= WORK REQUEST =
Please return every record exactly as it appears.

-- PROVIDED MATERIAL follows --

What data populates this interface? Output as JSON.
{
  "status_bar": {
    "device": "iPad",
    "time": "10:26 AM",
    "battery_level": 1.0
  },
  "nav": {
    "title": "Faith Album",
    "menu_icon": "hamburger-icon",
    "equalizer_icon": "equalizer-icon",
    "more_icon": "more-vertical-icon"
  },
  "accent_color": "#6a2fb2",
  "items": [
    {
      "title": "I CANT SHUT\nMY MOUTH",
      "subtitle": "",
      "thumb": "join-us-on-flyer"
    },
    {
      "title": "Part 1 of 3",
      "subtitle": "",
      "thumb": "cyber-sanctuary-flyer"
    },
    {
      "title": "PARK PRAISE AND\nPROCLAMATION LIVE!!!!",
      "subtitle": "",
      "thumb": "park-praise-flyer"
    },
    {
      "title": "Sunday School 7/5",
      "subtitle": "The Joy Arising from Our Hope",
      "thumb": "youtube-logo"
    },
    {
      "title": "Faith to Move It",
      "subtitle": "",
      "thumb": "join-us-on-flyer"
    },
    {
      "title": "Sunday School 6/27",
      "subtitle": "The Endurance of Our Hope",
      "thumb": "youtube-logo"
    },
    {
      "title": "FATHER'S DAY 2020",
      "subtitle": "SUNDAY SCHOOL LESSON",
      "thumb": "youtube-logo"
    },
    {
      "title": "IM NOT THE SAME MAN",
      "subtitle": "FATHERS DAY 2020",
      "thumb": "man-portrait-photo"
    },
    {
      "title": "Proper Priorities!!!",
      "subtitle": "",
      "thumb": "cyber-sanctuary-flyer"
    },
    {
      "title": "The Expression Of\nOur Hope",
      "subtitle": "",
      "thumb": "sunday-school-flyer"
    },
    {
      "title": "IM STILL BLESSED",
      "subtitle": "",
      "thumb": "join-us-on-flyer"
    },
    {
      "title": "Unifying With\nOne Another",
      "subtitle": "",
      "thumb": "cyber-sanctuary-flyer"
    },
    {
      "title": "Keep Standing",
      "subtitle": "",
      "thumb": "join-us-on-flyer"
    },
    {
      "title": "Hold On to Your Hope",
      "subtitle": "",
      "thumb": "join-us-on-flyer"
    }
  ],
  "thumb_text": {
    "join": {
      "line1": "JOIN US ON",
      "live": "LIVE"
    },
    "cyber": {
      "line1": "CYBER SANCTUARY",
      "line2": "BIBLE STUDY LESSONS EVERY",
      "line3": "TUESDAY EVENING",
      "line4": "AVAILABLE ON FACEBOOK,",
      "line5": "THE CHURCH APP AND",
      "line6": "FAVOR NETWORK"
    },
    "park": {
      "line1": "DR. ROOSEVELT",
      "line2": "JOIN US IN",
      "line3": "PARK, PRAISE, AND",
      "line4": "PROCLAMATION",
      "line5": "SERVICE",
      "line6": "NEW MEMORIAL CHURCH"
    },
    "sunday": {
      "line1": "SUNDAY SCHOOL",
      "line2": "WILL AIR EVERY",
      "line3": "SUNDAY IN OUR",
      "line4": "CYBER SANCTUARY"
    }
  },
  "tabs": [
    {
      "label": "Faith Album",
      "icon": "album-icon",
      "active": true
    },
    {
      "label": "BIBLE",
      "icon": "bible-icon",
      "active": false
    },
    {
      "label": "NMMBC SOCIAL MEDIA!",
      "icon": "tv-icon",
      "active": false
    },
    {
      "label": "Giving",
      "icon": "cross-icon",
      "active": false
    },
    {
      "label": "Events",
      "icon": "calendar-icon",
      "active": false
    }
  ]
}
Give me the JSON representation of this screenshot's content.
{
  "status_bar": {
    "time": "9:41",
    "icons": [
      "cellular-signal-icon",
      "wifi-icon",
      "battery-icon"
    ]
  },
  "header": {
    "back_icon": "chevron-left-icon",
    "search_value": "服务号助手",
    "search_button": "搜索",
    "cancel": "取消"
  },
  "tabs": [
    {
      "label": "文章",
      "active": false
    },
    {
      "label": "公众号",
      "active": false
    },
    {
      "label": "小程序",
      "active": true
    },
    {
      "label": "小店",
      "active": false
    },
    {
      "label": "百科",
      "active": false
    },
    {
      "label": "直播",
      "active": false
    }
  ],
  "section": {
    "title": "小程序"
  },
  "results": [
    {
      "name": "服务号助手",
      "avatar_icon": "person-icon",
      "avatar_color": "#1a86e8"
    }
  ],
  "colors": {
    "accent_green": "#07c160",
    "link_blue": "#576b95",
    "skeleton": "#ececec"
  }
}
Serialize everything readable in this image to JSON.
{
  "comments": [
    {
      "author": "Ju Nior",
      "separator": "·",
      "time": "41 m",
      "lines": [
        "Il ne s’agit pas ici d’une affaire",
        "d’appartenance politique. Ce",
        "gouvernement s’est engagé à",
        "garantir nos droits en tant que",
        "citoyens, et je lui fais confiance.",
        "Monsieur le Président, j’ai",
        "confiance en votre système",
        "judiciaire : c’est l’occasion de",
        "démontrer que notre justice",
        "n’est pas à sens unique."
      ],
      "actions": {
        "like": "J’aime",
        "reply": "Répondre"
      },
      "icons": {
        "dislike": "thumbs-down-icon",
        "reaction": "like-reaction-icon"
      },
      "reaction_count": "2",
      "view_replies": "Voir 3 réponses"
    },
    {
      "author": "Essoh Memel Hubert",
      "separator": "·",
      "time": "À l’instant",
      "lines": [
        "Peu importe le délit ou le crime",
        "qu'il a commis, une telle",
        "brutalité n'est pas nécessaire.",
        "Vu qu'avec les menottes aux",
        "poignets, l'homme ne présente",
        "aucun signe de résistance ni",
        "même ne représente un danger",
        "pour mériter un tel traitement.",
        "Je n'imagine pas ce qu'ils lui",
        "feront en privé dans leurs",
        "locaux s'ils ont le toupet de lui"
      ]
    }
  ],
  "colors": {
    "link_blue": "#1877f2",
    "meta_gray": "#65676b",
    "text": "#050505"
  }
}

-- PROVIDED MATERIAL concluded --

= ANSWER SPACE =
What data populates this interface? Output as JSON.
{
  "status_bar": {
    "device": "iPad",
    "time": "10:26 AM",
    "battery_level": 1.0
  },
  "nav": {
    "title": "Faith Album",
    "menu_icon": "hamburger-icon",
    "equalizer_icon": "equalizer-icon",
    "more_icon": "more-vertical-icon"
  },
  "accent_color": "#6a2fb2",
  "items": [
    {
      "title": "I CANT SHUT\nMY MOUTH",
      "subtitle": "",
      "thumb": "join-us-on-flyer"
    },
    {
      "title": "Part 1 of 3",
      "subtitle": "",
      "thumb": "cyber-sanctuary-flyer"
    },
    {
      "title": "PARK PRAISE AND\nPROCLAMATION LIVE!!!!",
      "subtitle": "",
      "thumb": "park-praise-flyer"
    },
    {
      "title": "Sunday School 7/5",
      "subtitle": "The Joy Arising from Our Hope",
      "thumb": "youtube-logo"
    },
    {
      "title": "Faith to Move It",
      "subtitle": "",
      "thumb": "join-us-on-flyer"
    },
    {
      "title": "Sunday School 6/27",
      "subtitle": "The Endurance of Our Hope",
      "thumb": "youtube-logo"
    },
    {
      "title": "FATHER'S DAY 2020",
      "subtitle": "SUNDAY SCHOOL LESSON",
      "thumb": "youtube-logo"
    },
    {
      "title": "IM NOT THE SAME MAN",
      "subtitle": "FATHERS DAY 2020",
      "thumb": "man-portrait-photo"
    },
    {
      "title": "Proper Priorities!!!",
      "subtitle": "",
      "thumb": "cyber-sanctuary-flyer"
    },
    {
      "title": "The Expression Of\nOur Hope",
      "subtitle": "",
      "thumb": "sunday-school-flyer"
    },
    {
      "title": "IM STILL BLESSED",
      "subtitle": "",
      "thumb": "join-us-on-flyer"
    },
    {
      "title": "Unifying With\nOne Another",
      "subtitle": "",
      "thumb": "cyber-sanctuary-flyer"
    },
    {
      "title": "Keep Standing",
      "subtitle": "",
      "thumb": "join-us-on-flyer"
    },
    {
      "title": "Hold On to Your Hope",
      "subtitle": "",
      "thumb": "join-us-on-flyer"
    }
  ],
  "thumb_text": {
    "join": {
      "line1": "JOIN US ON",
      "live": "LIVE"
    },
    "cyber": {
      "line1": "CYBER SANCTUARY",
      "line2": "BIBLE STUDY LESSONS EVERY",
      "line3": "TUESDAY EVENING",
      "line4": "AVAILABLE ON FACEBOOK,",
      "line5": "THE CHURCH APP AND",
      "line6": "FAVOR NETWORK"
    },
    "park": {
      "line1": "DR. ROOSEVELT",
      "line2": "JOIN US IN",
      "line3": "PARK, PRAISE, AND",
      "line4": "PROCLAMATION",
      "line5": "SERVICE",
      "line6": "NEW MEMORIAL CHURCH"
    },
    "sunday": {
      "line1": "SUNDAY SCHOOL",
      "line2": "WILL AIR EVERY",
      "line3": "SUNDAY IN OUR",
      "line4": "CYBER SANCTUARY"
    }
  },
  "tabs": [
    {
      "label": "Faith Album",
      "icon": "album-icon",
      "active": true
    },
    {
      "label": "BIBLE",
      "icon": "bible-icon",
      "active": false
    },
    {
      "label": "NMMBC SOCIAL MEDIA!",
      "icon": "tv-icon",
      "active": false
    },
    {
      "label": "Giving",
      "icon": "cross-icon",
      "active": false
    },
    {
      "label": "Events",
      "icon": "calendar-icon",
      "active": false
    }
  ]
}
Give me the JSON representation of this screenshot's content.
{
  "status_bar": {
    "time": "9:41",
    "icons": [
      "cellular-signal-icon",
      "wifi-icon",
      "battery-icon"
    ]
  },
  "header": {
    "back_icon": "chevron-left-icon",
    "search_value": "服务号助手",
    "search_button": "搜索",
    "cancel": "取消"
  },
  "tabs": [
    {
      "label": "文章",
      "active": false
    },
    {
      "label": "公众号",
      "active": false
    },
    {
      "label": "小程序",
      "active": true
    },
    {
      "label": "小店",
      "active": false
    },
    {
      "label": "百科",
      "active": false
    },
    {
      "label": "直播",
      "active": false
    }
  ],
  "section": {
    "title": "小程序"
  },
  "results": [
    {
      "name": "服务号助手",
      "avatar_icon": "person-icon",
      "avatar_color": "#1a86e8"
    }
  ],
  "colors": {
    "accent_green": "#07c160",
    "link_blue": "#576b95",
    "skeleton": "#ececec"
  }
}
Serialize everything readable in this image to JSON.
{
  "comments": [
    {
      "author": "Ju Nior",
      "separator": "·",
      "time": "41 m",
      "lines": [
        "Il ne s’agit pas ici d’une affaire",
        "d’appartenance politique. Ce",
        "gouvernement s’est engagé à",
        "garantir nos droits en tant que",
        "citoyens, et je lui fais confiance.",
        "Monsieur le Président, j’ai",
        "confiance en votre système",
        "judiciaire : c’est l’occasion de",
        "démontrer que notre justice",
        "n’est pas à sens unique."
      ],
      "actions": {
        "like": "J’aime",
        "reply": "Répondre"
      },
      "icons": {
        "dislike": "thumbs-down-icon",
        "reaction": "like-reaction-icon"
      },
      "reaction_count": "2",
      "view_replies": "Voir 3 réponses"
    },
    {
      "author": "Essoh Memel Hubert",
      "separator": "·",
      "time": "À l’instant",
      "lines": [
        "Peu importe le délit ou le crime",
        "qu'il a commis, une telle",
        "brutalité n'est pas nécessaire.",
        "Vu qu'avec les menottes aux",
        "poignets, l'homme ne présente",
        "aucun signe de résistance ni",
        "même ne représente un danger",
        "pour mériter un tel traitement.",
        "Je n'imagine pas ce qu'ils lui",
        "feront en privé dans leurs",
        "locaux s'ils ont le toupet de lui"
      ]
    }
  ],
  "colors": {
    "link_blue": "#1877f2",
    "meta_gray": "#65676b",
    "text": "#050505"
  }
}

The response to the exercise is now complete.